According to the National Institute of Mental Health, the winter does bring with itself a series of problems that could lead to a type of depression and bipolarity. The disorder called Seasonal Affective Disorder (SAD) comes and goes with the seasons, typically starting in the late fall and early winter and going away during the spring and summer. The report suggests that people who suffer with this disorder are incapable of regulating their serotonin (hormone affecting emotions) and melatonin (hormone affecting sleep) levels, leaving them more lethargic and depressed with lower levels of energy during the fall and winter seasons.
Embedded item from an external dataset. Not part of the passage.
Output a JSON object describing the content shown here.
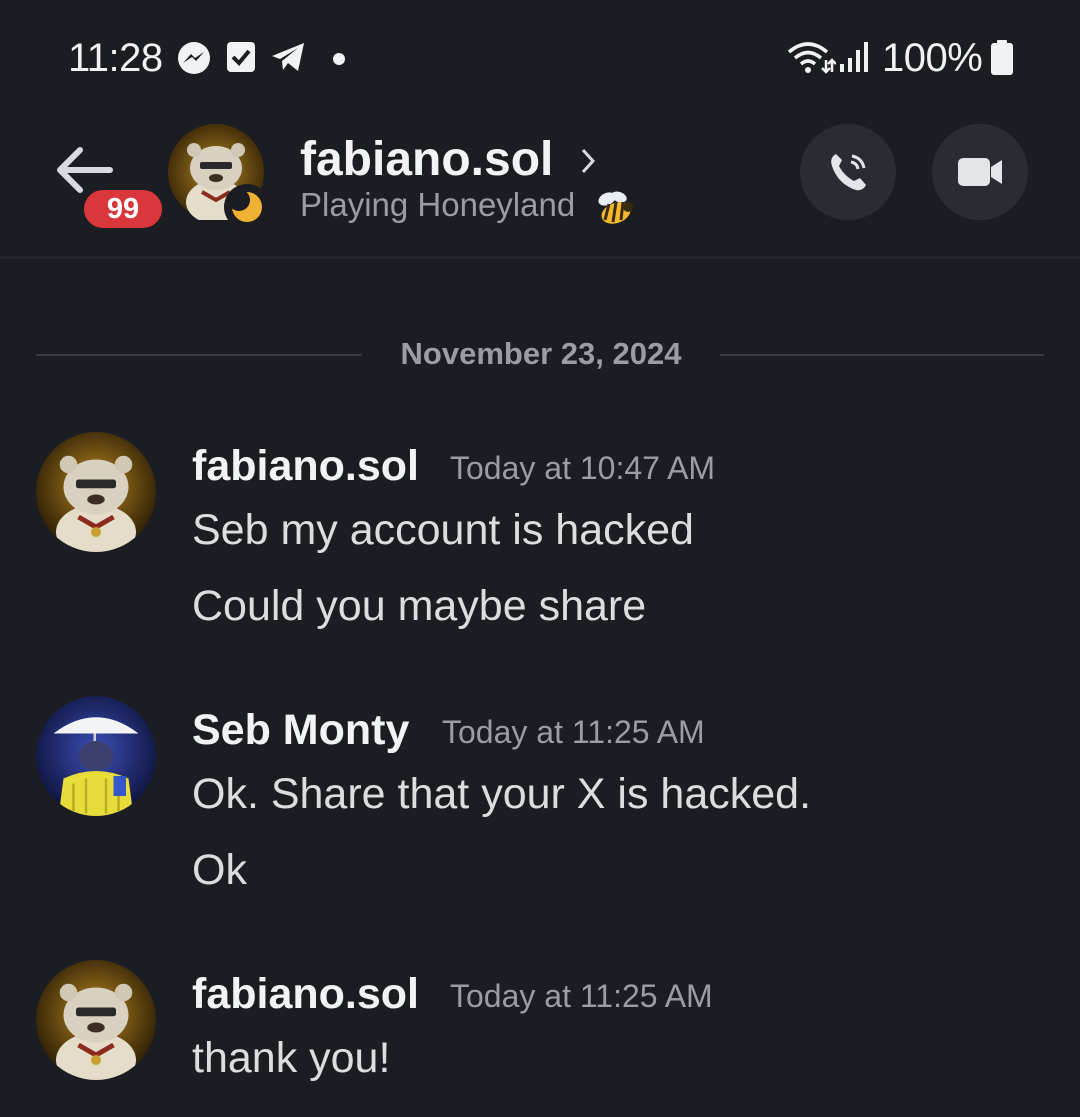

“I definitely feel lazier in the fall,” says Yenssy Bernasdez while walking down the bridge and sharing a hearty laugh with her friends. “In the spring, people get out to get in shape and everything feels a lot more cheerful. I definitely hang out more with my friends. In the winters we stay in and watch movies and drink beer, but in the spring we like to get out and explore.”
A study recorded with the National Center of Biotechnology Information suggests that the mean prevalence of SAD is two times higher in North America compared to Europe. This makes New Yorkers more prone to seasonal affective mood changes resulting in crankier moods in the fall.
Pritpal Singh, a student at Pace University, agrees that everything to him seems fresher in the spring, “In the winters, it just feel like people are more in a rush, like they are running to catch something. Yes, I am happier in the spring, except Mondays obviously when I have early morning class.”
But Pritpal may or may not agree with how happy New Yorkers really are, “There could be a difference, it may be better in the spring if I think about it now, but New Yorkers are generally neither happy nor friendly,” he says while turning his back towards the bridge, and rejecting all that it has to offer.